*** Opening of PROVIDED DATA ***

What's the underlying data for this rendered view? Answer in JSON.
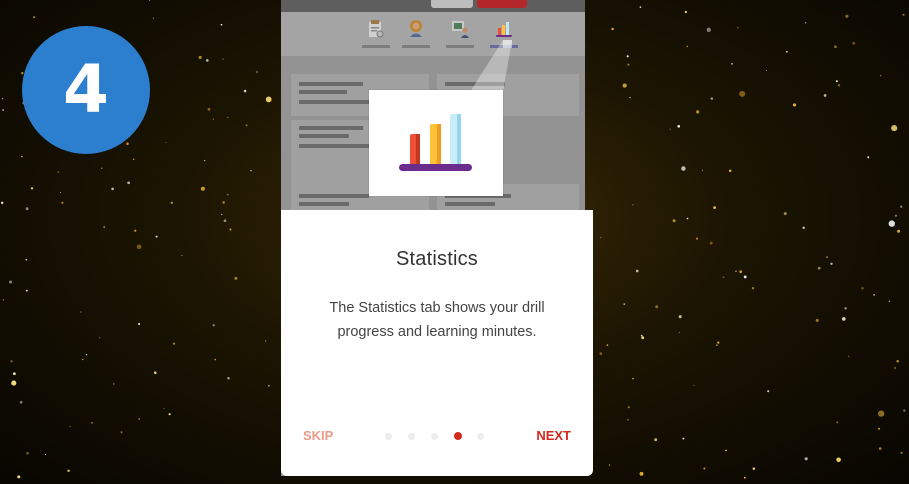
{
  "step": {
    "number": "4"
  },
  "tutorial": {
    "title": "Statistics",
    "body": "The Statistics tab shows your drill progress and learning minutes.",
    "skip_label": "SKIP",
    "next_label": "NEXT",
    "total_steps": 5,
    "current_step": 4
  },
  "app_tabs": [
    {
      "icon": "checklist-icon"
    },
    {
      "icon": "profile-icon"
    },
    {
      "icon": "presentation-icon"
    },
    {
      "icon": "statistics-icon",
      "active": true
    }
  ],
  "featured_icon": "bar-chart-icon",
  "colors": {
    "accent": "#d42a1e",
    "skip": "#e99a86",
    "badge": "#2c7fcf",
    "background": "#1b1402",
    "sparkle": "#f5c63a"
  }
}
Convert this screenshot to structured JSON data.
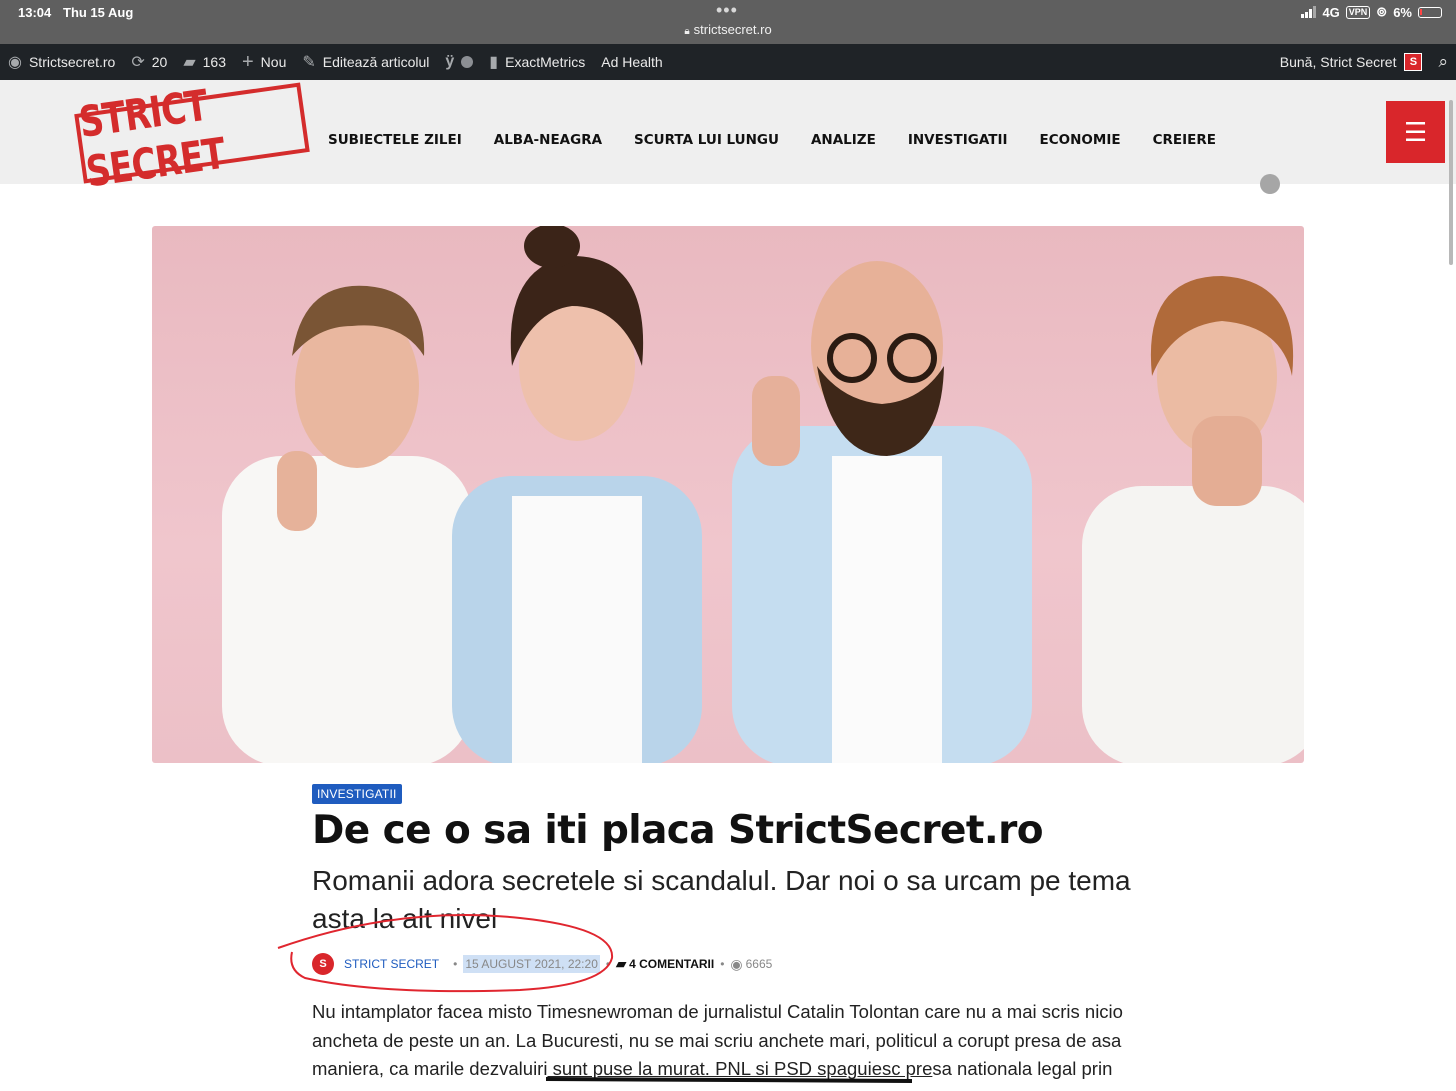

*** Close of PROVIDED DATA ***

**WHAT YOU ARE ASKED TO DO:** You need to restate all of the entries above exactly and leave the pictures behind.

**RESPONSE TO THE EXERCISE:**
What's the underlying data for this rendered view? Answer in JSON.
{
  "step": {
    "number": "4"
  },
  "tutorial": {
    "title": "Statistics",
    "body": "The Statistics tab shows your drill progress and learning minutes.",
    "skip_label": "SKIP",
    "next_label": "NEXT",
    "total_steps": 5,
    "current_step": 4
  },
  "app_tabs": [
    {
      "icon": "checklist-icon"
    },
    {
      "icon": "profile-icon"
    },
    {
      "icon": "presentation-icon"
    },
    {
      "icon": "statistics-icon",
      "active": true
    }
  ],
  "featured_icon": "bar-chart-icon",
  "colors": {
    "accent": "#d42a1e",
    "skip": "#e99a86",
    "badge": "#2c7fcf",
    "background": "#1b1402",
    "sparkle": "#f5c63a"
  }
}
Convert this screenshot to structured JSON data.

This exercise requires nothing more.